Component data from apps and pages
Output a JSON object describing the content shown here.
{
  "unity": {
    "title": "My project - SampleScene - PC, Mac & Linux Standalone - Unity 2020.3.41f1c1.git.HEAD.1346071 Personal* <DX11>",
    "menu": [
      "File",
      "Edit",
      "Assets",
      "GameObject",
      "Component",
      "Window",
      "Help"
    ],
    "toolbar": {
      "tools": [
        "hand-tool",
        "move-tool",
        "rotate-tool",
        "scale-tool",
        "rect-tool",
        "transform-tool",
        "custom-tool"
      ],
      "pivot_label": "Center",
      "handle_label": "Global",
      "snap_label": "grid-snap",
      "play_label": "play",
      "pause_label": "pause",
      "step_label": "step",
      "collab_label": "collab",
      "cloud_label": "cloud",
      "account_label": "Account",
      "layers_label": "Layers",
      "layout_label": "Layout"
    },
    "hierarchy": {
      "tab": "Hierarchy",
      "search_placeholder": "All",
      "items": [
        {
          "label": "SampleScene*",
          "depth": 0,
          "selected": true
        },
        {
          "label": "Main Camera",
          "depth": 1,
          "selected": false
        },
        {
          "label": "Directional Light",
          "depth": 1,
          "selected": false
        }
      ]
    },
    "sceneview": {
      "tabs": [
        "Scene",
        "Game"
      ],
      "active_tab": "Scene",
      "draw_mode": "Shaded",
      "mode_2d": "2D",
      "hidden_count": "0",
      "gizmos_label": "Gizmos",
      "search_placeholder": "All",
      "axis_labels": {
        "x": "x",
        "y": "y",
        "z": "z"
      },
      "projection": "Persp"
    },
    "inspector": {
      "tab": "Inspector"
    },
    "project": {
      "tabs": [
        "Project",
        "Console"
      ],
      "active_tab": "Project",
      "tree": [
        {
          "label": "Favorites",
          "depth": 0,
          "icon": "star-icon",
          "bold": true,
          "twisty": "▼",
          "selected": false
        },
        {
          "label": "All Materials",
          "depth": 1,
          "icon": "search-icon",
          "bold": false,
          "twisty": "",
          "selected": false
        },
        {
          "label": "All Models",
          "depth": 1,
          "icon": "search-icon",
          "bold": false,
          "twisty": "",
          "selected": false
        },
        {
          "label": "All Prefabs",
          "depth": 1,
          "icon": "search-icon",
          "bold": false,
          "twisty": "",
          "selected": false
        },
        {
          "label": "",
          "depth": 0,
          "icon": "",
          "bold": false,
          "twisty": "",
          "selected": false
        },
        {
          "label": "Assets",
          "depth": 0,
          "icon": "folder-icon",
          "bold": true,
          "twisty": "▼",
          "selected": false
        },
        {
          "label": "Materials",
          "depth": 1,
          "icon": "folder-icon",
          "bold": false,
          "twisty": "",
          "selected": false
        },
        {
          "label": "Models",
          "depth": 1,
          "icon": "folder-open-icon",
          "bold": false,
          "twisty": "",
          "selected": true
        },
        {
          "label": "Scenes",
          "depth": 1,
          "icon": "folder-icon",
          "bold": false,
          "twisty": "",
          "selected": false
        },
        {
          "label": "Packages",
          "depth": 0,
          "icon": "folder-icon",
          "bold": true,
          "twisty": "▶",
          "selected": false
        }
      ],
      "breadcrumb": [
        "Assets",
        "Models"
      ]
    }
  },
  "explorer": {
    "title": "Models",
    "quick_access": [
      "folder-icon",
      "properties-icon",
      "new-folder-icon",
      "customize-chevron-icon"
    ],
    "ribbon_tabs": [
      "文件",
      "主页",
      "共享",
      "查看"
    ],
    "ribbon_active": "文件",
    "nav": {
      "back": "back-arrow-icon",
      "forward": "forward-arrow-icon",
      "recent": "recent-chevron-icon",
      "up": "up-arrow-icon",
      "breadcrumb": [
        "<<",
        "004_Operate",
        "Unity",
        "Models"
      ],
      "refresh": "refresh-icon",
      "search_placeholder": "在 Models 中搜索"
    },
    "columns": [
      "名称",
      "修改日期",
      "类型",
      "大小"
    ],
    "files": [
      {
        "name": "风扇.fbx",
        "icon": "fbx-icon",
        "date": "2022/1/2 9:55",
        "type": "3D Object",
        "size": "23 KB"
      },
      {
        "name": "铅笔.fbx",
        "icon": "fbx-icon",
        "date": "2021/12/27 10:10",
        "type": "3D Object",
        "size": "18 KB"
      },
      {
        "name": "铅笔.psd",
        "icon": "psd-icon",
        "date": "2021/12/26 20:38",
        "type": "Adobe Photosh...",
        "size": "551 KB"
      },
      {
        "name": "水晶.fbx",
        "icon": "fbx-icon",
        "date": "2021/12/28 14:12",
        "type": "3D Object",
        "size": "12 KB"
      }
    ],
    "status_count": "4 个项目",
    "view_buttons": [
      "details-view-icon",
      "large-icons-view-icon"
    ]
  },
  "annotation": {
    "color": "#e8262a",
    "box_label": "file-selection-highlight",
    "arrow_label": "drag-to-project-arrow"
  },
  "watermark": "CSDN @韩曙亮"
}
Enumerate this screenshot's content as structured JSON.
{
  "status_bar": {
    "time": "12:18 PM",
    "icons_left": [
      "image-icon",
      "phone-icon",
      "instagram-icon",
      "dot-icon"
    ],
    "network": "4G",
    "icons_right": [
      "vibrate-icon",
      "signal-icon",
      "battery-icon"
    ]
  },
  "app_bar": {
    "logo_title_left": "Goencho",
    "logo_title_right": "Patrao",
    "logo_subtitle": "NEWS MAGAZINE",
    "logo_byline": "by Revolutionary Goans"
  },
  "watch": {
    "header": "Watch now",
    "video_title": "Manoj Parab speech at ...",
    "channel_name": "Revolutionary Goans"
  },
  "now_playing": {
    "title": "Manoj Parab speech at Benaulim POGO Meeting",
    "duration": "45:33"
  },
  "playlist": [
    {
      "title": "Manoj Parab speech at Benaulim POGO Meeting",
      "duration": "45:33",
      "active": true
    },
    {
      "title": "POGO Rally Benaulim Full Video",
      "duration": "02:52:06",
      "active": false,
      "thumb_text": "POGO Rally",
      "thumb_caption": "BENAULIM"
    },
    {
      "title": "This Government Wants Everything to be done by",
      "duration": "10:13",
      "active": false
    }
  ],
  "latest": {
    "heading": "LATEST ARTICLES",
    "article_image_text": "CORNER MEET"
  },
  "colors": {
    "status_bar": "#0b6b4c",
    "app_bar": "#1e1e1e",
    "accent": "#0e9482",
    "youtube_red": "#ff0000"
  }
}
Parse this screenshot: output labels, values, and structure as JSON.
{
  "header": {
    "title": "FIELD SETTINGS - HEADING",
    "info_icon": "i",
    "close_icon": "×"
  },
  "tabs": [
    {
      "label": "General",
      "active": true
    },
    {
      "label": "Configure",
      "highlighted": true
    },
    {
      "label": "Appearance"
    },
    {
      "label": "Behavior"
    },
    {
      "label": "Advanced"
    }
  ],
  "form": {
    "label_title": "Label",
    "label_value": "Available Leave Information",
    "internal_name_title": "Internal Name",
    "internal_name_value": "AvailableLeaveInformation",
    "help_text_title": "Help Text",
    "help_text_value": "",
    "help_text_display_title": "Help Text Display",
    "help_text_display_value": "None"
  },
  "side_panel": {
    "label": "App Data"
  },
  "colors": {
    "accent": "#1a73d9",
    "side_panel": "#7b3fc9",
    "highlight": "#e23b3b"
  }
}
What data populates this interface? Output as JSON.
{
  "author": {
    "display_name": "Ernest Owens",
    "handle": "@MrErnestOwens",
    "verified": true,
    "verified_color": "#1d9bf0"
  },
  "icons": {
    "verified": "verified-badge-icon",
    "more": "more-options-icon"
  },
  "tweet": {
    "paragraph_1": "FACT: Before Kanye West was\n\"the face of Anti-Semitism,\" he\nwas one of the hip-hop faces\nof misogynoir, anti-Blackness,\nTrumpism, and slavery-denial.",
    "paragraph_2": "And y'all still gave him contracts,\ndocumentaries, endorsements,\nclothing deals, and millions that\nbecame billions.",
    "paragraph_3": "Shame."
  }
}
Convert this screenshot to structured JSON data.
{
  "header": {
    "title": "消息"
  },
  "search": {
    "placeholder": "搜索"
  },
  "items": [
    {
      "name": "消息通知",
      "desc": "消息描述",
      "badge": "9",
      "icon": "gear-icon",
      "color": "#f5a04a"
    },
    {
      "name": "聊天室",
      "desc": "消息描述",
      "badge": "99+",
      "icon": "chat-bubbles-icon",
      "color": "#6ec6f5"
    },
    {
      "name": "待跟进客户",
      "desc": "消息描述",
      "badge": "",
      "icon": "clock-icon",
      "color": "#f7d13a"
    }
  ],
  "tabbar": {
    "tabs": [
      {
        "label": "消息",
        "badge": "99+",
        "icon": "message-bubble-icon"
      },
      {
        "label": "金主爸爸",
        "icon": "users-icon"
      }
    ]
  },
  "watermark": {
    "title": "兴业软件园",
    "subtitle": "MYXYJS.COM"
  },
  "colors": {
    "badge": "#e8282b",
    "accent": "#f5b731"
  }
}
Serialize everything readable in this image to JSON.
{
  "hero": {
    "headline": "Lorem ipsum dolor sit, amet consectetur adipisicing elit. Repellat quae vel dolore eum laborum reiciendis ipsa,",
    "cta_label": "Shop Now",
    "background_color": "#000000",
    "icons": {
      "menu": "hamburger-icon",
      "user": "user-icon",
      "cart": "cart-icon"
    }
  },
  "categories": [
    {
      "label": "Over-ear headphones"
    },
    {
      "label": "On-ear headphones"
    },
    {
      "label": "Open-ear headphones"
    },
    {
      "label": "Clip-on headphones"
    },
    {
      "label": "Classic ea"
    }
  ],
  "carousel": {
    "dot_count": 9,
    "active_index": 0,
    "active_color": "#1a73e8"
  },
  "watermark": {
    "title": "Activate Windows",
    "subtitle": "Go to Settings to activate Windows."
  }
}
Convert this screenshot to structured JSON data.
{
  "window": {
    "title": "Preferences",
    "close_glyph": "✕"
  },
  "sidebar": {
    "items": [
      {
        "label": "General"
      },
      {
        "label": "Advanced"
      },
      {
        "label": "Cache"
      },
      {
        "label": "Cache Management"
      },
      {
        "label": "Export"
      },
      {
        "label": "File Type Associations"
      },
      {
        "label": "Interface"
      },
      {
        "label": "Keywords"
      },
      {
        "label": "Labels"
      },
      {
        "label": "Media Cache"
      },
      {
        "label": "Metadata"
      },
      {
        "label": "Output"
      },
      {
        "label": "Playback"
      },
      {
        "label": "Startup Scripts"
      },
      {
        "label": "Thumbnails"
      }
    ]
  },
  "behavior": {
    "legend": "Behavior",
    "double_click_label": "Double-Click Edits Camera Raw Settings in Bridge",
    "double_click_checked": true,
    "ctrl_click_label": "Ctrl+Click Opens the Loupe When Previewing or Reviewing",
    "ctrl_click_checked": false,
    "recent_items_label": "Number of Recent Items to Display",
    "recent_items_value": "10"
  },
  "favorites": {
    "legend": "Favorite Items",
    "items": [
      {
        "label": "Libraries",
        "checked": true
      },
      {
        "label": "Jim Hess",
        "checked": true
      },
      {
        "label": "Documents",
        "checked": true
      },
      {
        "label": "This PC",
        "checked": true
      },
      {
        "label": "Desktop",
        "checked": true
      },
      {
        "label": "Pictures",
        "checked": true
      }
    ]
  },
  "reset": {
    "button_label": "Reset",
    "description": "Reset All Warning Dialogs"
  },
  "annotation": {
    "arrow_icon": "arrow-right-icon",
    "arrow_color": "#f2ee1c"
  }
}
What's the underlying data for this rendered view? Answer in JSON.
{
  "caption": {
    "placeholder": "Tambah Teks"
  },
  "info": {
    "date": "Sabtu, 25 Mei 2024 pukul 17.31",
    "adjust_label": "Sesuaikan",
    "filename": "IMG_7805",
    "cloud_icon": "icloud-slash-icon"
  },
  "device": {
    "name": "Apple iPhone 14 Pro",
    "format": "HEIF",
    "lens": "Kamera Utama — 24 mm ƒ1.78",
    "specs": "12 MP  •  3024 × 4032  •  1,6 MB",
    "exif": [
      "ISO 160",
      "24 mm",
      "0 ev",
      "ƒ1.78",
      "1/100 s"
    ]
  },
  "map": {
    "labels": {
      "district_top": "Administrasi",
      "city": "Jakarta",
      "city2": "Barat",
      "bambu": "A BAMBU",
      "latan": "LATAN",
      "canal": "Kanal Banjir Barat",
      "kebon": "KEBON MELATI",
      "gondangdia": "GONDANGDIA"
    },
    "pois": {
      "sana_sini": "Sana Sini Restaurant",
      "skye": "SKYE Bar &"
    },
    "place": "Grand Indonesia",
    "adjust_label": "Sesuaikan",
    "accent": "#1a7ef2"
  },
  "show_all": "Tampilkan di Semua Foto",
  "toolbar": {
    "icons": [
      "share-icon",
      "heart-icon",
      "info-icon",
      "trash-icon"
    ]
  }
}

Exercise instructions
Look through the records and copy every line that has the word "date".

Written answer
        "date": "2022/1/2 9:55",
        "date": "2021/12/27 10:10",
        "date": "2021/12/26 20:38",
        "date": "2021/12/28 14:12",
    "date": "Sabtu, 25 Mei 2024 pukul 17.31",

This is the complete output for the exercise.